* **REQUIREMENT**: Go line by line through the entries and show those that hold the string "Elektroautohersteller".
• • • •
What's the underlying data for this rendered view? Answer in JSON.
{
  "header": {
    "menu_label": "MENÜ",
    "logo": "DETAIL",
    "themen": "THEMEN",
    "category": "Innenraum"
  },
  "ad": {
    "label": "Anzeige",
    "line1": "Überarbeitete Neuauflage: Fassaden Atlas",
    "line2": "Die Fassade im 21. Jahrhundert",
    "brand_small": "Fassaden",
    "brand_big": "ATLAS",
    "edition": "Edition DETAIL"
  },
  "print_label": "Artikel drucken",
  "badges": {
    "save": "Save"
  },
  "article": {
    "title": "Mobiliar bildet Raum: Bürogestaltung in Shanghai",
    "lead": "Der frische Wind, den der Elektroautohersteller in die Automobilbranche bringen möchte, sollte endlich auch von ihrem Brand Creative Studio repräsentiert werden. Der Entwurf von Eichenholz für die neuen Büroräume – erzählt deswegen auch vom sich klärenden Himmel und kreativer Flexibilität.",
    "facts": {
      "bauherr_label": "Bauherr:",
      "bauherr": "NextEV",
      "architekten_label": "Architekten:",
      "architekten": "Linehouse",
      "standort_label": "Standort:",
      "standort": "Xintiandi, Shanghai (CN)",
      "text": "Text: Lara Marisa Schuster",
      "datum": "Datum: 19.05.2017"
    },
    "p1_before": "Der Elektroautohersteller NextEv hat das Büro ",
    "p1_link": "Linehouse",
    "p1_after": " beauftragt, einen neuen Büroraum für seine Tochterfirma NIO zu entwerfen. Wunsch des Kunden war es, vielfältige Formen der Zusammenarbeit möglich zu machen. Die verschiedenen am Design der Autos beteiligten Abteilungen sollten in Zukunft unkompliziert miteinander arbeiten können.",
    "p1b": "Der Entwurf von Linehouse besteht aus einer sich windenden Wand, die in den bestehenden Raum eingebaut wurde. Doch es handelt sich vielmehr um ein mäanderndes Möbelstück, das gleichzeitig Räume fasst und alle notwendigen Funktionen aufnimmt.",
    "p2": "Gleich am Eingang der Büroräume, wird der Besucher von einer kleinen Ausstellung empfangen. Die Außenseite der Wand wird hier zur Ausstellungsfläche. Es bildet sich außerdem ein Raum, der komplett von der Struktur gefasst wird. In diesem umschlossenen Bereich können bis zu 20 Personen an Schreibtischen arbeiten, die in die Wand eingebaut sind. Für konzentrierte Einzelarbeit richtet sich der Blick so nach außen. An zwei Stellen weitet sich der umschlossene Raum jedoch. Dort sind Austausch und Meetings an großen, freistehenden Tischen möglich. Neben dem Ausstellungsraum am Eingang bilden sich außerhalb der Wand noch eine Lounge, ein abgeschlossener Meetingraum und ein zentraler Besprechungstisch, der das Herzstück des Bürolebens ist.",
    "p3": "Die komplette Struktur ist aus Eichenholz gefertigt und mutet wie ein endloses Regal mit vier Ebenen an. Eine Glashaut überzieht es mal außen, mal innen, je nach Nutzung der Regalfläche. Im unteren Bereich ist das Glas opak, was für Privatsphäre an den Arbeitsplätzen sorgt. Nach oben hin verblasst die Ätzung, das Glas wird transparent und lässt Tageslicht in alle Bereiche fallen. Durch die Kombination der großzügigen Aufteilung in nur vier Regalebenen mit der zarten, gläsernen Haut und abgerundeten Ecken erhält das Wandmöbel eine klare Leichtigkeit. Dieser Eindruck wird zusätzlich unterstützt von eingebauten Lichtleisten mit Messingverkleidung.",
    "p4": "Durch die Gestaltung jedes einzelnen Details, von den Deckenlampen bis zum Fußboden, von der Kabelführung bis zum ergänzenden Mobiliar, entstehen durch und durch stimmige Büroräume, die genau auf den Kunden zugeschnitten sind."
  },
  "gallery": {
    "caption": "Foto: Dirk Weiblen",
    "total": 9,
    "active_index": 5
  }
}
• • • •
* **ANSWER BELOW**:
    "lead": "Der frische Wind, den der Elektroautohersteller in die Automobilbranche bringen möchte, sollte endlich auch von ihrem Brand Creative Studio repräsentiert werden. Der Entwurf von Eichenholz für die neuen Büroräume – erzählt deswegen auch vom sich klärenden Himmel und kreativer Flexibilität.",
    "p1_before": "Der Elektroautohersteller NextEv hat das Büro ",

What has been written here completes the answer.